Problem statement: Could you reproduce every entry that follows, exactly as shown?

- Opening Delimiter -

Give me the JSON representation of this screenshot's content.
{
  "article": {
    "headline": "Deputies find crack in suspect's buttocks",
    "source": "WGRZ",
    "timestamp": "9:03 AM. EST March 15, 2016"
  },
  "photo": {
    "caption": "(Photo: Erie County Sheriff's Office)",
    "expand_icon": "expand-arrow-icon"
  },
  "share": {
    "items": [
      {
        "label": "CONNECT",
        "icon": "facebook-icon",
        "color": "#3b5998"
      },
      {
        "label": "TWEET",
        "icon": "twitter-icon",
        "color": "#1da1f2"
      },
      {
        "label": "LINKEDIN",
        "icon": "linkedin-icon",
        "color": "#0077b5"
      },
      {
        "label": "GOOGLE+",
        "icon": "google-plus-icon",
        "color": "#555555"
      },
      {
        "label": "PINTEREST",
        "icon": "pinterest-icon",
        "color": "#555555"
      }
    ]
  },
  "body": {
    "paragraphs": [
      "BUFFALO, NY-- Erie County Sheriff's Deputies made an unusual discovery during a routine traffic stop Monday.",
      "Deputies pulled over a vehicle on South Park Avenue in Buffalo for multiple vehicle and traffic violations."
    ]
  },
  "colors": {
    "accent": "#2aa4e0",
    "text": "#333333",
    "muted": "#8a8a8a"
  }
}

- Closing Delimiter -

Exercise response:
Give me the JSON representation of this screenshot's content.
{
  "article": {
    "headline": "Deputies find crack in suspect's buttocks",
    "source": "WGRZ",
    "timestamp": "9:03 AM. EST March 15, 2016"
  },
  "photo": {
    "caption": "(Photo: Erie County Sheriff's Office)",
    "expand_icon": "expand-arrow-icon"
  },
  "share": {
    "items": [
      {
        "label": "CONNECT",
        "icon": "facebook-icon",
        "color": "#3b5998"
      },
      {
        "label": "TWEET",
        "icon": "twitter-icon",
        "color": "#1da1f2"
      },
      {
        "label": "LINKEDIN",
        "icon": "linkedin-icon",
        "color": "#0077b5"
      },
      {
        "label": "GOOGLE+",
        "icon": "google-plus-icon",
        "color": "#555555"
      },
      {
        "label": "PINTEREST",
        "icon": "pinterest-icon",
        "color": "#555555"
      }
    ]
  },
  "body": {
    "paragraphs": [
      "BUFFALO, NY-- Erie County Sheriff's Deputies made an unusual discovery during a routine traffic stop Monday.",
      "Deputies pulled over a vehicle on South Park Avenue in Buffalo for multiple vehicle and traffic violations."
    ]
  },
  "colors": {
    "accent": "#2aa4e0",
    "text": "#333333",
    "muted": "#8a8a8a"
  }
}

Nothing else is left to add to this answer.